Wyoming coal production was also down for the week compared to 2014, coming in at 5.58 million tons, compared to 6.02 million tons the previous week, and down from the 6.64 million tons produced for the same week in 2014 – a decline of 16%. For the previous 52 weeks, Wyoming production is down 1.8%.
Illinois production remains down, finishing the week at 921,000 tons compared to 973,000 tons last year. However, Illinois production is up by 13.8% for the previous 52 weeks. Indiana production is down as well, coming in at 539,000 tons compared to 655,000 tons for the week in 2014. Indiana production is also down by 6.1% over the previous 52 weeks. Pennsylvania production for the week finished down sharply, to just 889,000 million tons versus 1.04 million tons for the same week in 2014, and is now down slightly (0.1%) for the previous 52 weeks.
Ohio production is off as well – at 302,000 tons compared to 381,000 tons in 2014. Ohio coal production is off 13.3 percent for the previous 52 weeks, compared to the same period ending in 2014. Virginia production fell sharply this week – to just 199,000 tons compared to 254,000 tons for the same week in 2014 (-21.7%). Virginia production for the previous 52 weeks is off by 14.2%.
Coal prices on the spot market edged higher across the board this week. Central Appalachian coal rose slightly more than $1 to $54.80 per ton or $2.19 per mmBtu. Northern Appalachian coal jumped by $1.15 to come in at $58.75 per ton or $2.23 per mmBtu. Illinois Basin coal added 40 cents to close at $40.85 per ton or $1.73 per mmBtu, while Powder River Basin coal added 55 cents to close at $12.10 per ton or $0.69 per mmBtu, and Uinta Basin coal prices added 25 cents to finish at $39.35 per ton or $1.68 per mmBtu.
Meanwhile, on the NYMEX Coal Futures board, Central Appalachian coal was trading at $40.82 per ton while Western Rail was selling at $10.05 per short ton and Eastern Rail was selling at $41.33 per short ton.
Natural gas prices on the Henry Hub finished the week down $2.79 per mmBtu. Natural gas producers again reported a significant increase in their stored reserves – up 69 billion cubic feet compared to the previous week, for a total of 2.58 trillion cubic feet in storage.

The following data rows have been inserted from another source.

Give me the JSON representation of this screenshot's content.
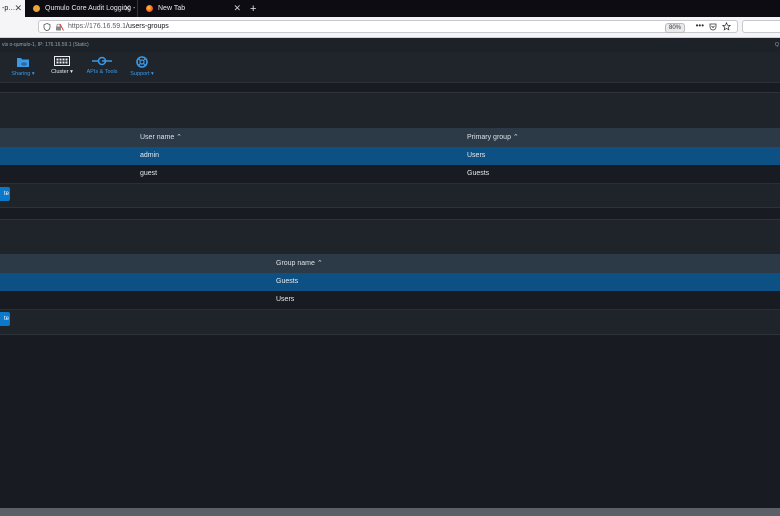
{
  "browser": {
    "tabs": [
      {
        "label": "-p…",
        "active": true
      },
      {
        "label": "Qumulo Core Audit Logging - ",
        "active": false
      },
      {
        "label": "New Tab",
        "active": false
      }
    ],
    "new_tab_symbol": "+",
    "url_host": "https://176.16.59.1",
    "url_path": "/users-groups",
    "zoom": "80%"
  },
  "app": {
    "info_text": "vis o-qumulo-1, IP: 176.16.59.1 (Static)",
    "right_info": "Q",
    "nav": [
      {
        "label": "Sharing ▾",
        "icon": "folder-cloud-icon"
      },
      {
        "label": "Cluster ▾",
        "icon": "server-icon"
      },
      {
        "label": "APIs & Tools",
        "icon": "api-plug-icon"
      },
      {
        "label": "Support ▾",
        "icon": "lifebuoy-icon"
      }
    ]
  },
  "users_table": {
    "headers": [
      "User name ⌃",
      "Primary group ⌃"
    ],
    "rows": [
      {
        "name": "admin",
        "group": "Users",
        "selected": true
      },
      {
        "name": "guest",
        "group": "Guests",
        "selected": false
      }
    ],
    "button_label": "te"
  },
  "groups_table": {
    "headers": [
      "Group name ⌃"
    ],
    "rows": [
      {
        "name": "Guests",
        "selected": true
      },
      {
        "name": "Users",
        "selected": false
      }
    ],
    "button_label": "te"
  },
  "colors": {
    "accent": "#3b9ae8",
    "selected_row": "#0d5184",
    "button": "#0b78c9"
  }
}
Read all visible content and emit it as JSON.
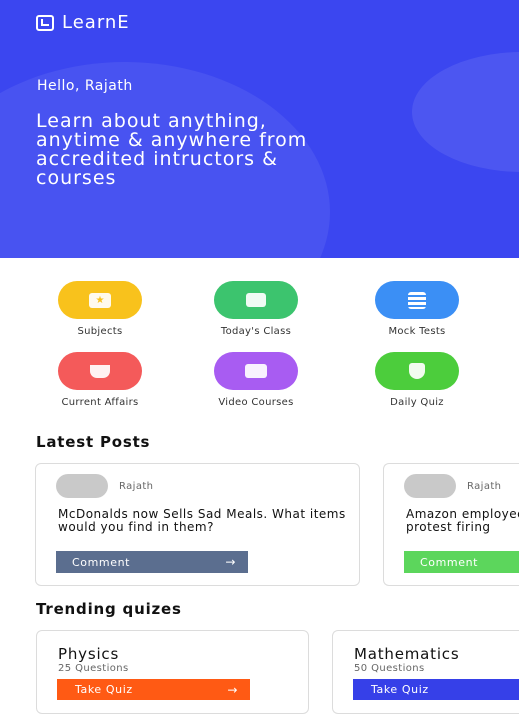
{
  "app": {
    "name": "LearnE"
  },
  "hero": {
    "greeting": "Hello, Rajath",
    "tagline": "Learn about anything, anytime & anywhere from accredited intructors & courses"
  },
  "categories": [
    {
      "label": "Subjects",
      "icon": "star-card-icon",
      "color": "#f8c21c"
    },
    {
      "label": "Today's Class",
      "icon": "presentation-board-icon",
      "color": "#3cc46e"
    },
    {
      "label": "Mock Tests",
      "icon": "clipboard-icon",
      "color": "#3b8ff5"
    },
    {
      "label": "Current Affairs",
      "icon": "coffee-cup-icon",
      "color": "#f45a5a"
    },
    {
      "label": "Video Courses",
      "icon": "video-camera-icon",
      "color": "#a85cf2"
    },
    {
      "label": "Daily Quiz",
      "icon": "trophy-icon",
      "color": "#4ccd3c"
    }
  ],
  "latest_posts": {
    "title": "Latest Posts",
    "items": [
      {
        "author": "Rajath",
        "text": "McDonalds now Sells Sad Meals. What items would you find in them?",
        "button": "Comment",
        "button_color": "#5b6e8f"
      },
      {
        "author": "Rajath",
        "text": "Amazon employees plan ‘online walkout’ to protest firing",
        "button": "Comment",
        "button_color": "#5cd65c"
      }
    ]
  },
  "trending": {
    "title": "Trending quizes",
    "items": [
      {
        "name": "Physics",
        "count": "25 Questions",
        "button": "Take Quiz",
        "button_color": "#ff5a14"
      },
      {
        "name": "Mathematics",
        "count": "50 Questions",
        "button": "Take Quiz",
        "button_color": "#3640e8"
      }
    ]
  },
  "colors": {
    "primary": "#3b46f0"
  }
}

This week’s working natural gas rotary rig count remained at 863 up by one from last week and down by 1,012 rigs from a year ago – down 54%. This number includes rigs working in both oil and gas plays.